page contents Google



millennials turn

image via


When millennials turn on you, don’t take it personally. But you will.

See, it’s not you.

Hard to imagine any baby boomer thinking anything’s not about them?

That’s you and me and every hair-dyed, botoxed, Elvis-girdle-wearing-but-calls-it-a-weight-belt boomer man and woman alive.

Millennials aren’t turning on you, so relax.

But they are persistent about taking their turn.

That might mean taking your place.

What do you do now? Feel better, or worse?

Ask a few questions before you answer. To yourself.

Who does it serve to send a twisted, angry, lashing out at everything, kid to take your place?

If you did your best and they still hate you, it’s not you; your best just wasn’t good enough. For them.

Millennials turn into their parents, too?

Who didn’t see this one coming?

After hearing your mother say she’s turning into grandma, why wouldn’t you turn into your dad just a little bit?

He was probably channeling grandpa anyway.

Keep that in mind talking to adult millennials, big daddy. If you don’t think you’re modeling behavior every time you open up, or don’t open up to them, you’re wrong.

Harry Chapin figured it out too late with Cat’s in the Cradle.

Dying at thirty eight in real life robbed Harry and his family of the Beatles promise in “When I’m Sixty Four.”


When I get older losing my hair
Many years from now
Will you still be sending me a valentine
Birthday greetings, bottle of wine?
If I’d been out till quarter to three
Would you lock the door?
Will you still need me, will you still feed me
When I’m sixty-four?

You’ll be older too
And if you say the word
I could stay with you

I could be handy, mending a fuse
When your lights have gone
You can knit a sweater by the fireside
Sunday mornings go for a ride
Doing the garden, digging the weeds
Who could ask for more?
Will you still need me, will you still feed me
When I’m sixty-four?

Every summer we can rent a cottage in the Isle of Wight
If it’s not too dear
We shall scrimp and save
Grandchildren on your knee
Vera, Chuck & Dave

Send me a postcard, drop me a line
Stating point of view
Indicate precisely what you mean to say
Yours sincerely, wasting away
Give me your answer, fill in a form
Mine for evermore
Will you still need me, will you still feed me
When I’m sixty-four?

Parents turn into millennials and millennials turn against everyone.

Chasing youthfulness? You won’t win and you might feel stupid. But go ahead.

Joe Queenan explains how boomers hated their parents and everything about them, especially their music.

That’s why you left at eighteen, got your own place, and gave them the finger? Music?

Or, you moved into a dorm at college. Not the same thing.

The Big Problem with people who turn against everything is they eventually turn against themselves.

What’s that look like?

It’s in every out-patient rehab, every county jail, every state and federal prison.

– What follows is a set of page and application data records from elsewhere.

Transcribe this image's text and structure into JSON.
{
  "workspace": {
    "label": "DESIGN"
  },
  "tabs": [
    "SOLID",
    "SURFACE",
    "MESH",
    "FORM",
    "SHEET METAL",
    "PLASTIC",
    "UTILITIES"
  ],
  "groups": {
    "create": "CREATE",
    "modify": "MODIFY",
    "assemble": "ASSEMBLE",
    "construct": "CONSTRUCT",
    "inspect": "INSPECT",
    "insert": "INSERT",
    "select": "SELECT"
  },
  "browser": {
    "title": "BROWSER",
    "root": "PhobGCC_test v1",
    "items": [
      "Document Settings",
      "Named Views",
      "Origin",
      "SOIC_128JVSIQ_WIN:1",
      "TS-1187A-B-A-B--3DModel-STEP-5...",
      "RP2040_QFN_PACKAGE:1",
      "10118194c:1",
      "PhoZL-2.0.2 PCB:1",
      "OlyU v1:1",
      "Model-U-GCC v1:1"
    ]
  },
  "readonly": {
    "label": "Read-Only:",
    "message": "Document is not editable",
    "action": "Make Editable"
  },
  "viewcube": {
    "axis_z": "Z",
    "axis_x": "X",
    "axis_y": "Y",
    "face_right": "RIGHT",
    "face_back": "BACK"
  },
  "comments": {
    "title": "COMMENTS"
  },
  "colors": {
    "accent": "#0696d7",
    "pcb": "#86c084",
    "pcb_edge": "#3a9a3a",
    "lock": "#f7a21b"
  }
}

Whether you agree with ‘whatever happens, happens,’ you don’t want that to happen.

If millennials turn to you, which way do you turn?

One thing to remember, it’s never too late. At least for someone. Maybe not you.

Even if you don’t live to a ripe old age and see the All’s Forgiven sign, make sure you give enough back to someone you care about.

Family’s break from the top down. And it’s always dad. And they need help.

No matter how many teams you coach, birthday parties you organize, no matter how much underage beer you accidentally left in the outdoor fridge when you went to bed, you can’t keep anyone from feeling what they feel.

If you only show one side of you, and if the return feelings get negative, show another side

Whether those feelings reflect well on you, or turn out the lights, you’ve got to try.

Some people keep trying and trying, no matter what.

All you need to do is try a little more.

Work with what you’ve got, find a bond no matter how thin, and build it up.

That’s the job of every parent, leader, teacher; every decent human being.

Join the crowd in your yard instead of yelling at them from the porch.

About David Gillaspie
%d bloggers like this: